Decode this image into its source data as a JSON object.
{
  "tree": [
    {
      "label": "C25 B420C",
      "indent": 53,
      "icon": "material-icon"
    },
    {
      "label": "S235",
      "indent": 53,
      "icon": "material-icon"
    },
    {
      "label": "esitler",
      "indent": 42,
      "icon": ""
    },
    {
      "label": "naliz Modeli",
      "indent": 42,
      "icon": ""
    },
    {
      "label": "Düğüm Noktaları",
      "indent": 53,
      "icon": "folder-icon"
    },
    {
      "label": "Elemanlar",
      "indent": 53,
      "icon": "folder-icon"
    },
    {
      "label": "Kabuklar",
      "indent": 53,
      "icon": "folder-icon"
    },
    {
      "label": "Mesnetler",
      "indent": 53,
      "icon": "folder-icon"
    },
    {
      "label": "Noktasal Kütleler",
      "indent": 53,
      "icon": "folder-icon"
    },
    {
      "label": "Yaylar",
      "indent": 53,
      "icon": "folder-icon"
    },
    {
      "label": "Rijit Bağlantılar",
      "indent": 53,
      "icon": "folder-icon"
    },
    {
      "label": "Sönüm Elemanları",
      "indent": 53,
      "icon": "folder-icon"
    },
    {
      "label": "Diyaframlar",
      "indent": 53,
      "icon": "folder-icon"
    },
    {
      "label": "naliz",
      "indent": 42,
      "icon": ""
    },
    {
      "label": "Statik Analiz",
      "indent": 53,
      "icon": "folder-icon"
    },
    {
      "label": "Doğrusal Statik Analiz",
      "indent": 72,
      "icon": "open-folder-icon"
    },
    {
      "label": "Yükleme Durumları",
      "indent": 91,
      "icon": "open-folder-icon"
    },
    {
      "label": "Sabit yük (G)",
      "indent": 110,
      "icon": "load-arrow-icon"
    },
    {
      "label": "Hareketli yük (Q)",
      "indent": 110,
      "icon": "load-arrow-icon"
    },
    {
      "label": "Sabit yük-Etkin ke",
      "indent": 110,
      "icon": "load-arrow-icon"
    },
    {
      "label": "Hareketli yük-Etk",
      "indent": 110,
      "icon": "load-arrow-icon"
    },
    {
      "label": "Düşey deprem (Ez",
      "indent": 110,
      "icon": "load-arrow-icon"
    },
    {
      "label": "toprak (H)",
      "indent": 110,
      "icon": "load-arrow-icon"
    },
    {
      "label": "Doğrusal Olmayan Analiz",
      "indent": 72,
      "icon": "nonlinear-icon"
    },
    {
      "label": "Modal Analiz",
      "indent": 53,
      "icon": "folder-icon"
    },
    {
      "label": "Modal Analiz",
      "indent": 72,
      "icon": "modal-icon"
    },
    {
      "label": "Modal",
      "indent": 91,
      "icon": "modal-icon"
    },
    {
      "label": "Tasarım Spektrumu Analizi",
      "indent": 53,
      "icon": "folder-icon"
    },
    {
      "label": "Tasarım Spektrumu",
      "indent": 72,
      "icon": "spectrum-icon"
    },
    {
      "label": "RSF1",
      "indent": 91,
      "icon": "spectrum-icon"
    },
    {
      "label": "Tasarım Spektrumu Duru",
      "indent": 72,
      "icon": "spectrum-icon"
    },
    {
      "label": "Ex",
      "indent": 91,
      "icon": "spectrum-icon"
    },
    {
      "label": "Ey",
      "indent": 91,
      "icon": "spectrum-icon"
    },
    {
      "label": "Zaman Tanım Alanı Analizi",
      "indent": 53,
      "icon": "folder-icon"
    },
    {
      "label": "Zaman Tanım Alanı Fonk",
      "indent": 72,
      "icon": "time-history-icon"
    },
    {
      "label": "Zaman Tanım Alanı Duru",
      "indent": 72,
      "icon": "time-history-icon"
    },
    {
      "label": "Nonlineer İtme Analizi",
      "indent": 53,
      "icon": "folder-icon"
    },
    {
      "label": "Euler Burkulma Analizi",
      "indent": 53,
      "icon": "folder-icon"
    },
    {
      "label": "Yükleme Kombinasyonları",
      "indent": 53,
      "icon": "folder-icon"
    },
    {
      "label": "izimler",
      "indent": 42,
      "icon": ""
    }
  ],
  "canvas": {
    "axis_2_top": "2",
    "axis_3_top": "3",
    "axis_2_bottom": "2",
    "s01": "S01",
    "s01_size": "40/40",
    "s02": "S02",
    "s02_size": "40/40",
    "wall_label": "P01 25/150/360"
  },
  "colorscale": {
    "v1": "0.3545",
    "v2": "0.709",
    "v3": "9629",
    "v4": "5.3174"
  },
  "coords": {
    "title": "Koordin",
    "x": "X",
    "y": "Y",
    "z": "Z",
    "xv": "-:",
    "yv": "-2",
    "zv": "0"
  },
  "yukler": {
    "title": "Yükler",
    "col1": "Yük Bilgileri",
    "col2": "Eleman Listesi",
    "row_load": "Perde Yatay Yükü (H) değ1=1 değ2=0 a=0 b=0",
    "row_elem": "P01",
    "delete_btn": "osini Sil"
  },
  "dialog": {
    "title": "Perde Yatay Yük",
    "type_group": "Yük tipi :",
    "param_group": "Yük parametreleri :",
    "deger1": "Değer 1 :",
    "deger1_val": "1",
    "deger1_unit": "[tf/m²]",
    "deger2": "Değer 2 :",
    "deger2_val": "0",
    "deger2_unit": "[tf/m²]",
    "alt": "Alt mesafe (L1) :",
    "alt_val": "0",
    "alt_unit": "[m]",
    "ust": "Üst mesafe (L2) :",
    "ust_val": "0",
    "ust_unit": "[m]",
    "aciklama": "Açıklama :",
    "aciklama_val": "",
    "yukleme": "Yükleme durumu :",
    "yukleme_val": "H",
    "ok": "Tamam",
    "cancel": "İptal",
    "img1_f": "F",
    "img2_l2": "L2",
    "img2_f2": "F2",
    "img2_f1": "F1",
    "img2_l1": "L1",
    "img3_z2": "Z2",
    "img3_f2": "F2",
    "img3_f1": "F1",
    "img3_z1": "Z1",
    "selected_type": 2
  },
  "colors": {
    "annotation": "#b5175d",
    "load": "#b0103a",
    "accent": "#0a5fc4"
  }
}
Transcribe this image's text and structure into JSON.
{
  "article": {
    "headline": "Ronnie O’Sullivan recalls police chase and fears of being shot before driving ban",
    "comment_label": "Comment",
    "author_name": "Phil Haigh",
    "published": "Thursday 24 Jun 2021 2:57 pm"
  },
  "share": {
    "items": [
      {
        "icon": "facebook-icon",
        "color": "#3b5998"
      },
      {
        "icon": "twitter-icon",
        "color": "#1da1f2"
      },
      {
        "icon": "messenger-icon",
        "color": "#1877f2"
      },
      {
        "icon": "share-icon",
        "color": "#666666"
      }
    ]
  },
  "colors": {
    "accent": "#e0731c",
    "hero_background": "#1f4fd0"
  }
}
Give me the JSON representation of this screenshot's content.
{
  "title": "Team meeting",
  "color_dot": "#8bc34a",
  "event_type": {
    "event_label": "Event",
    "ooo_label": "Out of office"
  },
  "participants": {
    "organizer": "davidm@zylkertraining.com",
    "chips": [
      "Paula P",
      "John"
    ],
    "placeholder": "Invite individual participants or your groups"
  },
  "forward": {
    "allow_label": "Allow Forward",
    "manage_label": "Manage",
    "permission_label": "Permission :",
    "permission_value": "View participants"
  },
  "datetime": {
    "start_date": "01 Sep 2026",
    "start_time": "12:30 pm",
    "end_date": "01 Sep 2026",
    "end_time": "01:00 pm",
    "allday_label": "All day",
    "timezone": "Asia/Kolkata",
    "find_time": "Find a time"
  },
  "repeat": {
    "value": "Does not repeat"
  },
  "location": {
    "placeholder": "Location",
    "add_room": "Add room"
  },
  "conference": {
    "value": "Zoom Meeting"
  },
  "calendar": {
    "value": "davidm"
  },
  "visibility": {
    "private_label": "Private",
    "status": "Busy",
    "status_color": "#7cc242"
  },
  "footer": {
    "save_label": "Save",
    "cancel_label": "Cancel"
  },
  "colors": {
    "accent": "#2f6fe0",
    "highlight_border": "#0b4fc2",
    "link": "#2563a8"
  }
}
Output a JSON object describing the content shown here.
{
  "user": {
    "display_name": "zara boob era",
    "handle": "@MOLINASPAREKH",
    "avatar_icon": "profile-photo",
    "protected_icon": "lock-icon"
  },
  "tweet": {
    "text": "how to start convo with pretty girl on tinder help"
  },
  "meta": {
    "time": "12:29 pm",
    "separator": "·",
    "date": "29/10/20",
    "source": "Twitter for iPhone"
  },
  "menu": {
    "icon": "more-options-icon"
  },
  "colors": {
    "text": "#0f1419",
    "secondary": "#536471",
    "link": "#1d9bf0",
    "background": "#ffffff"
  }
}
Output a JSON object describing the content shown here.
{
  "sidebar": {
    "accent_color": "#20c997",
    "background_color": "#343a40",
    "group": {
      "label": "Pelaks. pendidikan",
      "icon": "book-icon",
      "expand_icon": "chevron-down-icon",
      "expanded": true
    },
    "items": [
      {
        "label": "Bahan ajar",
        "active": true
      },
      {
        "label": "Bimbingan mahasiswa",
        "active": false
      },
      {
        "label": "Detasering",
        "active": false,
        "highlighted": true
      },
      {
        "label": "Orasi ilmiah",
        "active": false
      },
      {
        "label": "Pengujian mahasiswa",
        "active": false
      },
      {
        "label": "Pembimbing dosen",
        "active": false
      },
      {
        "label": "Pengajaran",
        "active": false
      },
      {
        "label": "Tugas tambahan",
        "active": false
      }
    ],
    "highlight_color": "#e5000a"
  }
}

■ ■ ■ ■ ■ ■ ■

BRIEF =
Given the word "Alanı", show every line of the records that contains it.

ANSWER SECTION =
      "label": "Zaman Tanım Alanı Analizi",
      "label": "Zaman Tanım Alanı Fonk",
      "label": "Zaman Tanım Alanı Duru",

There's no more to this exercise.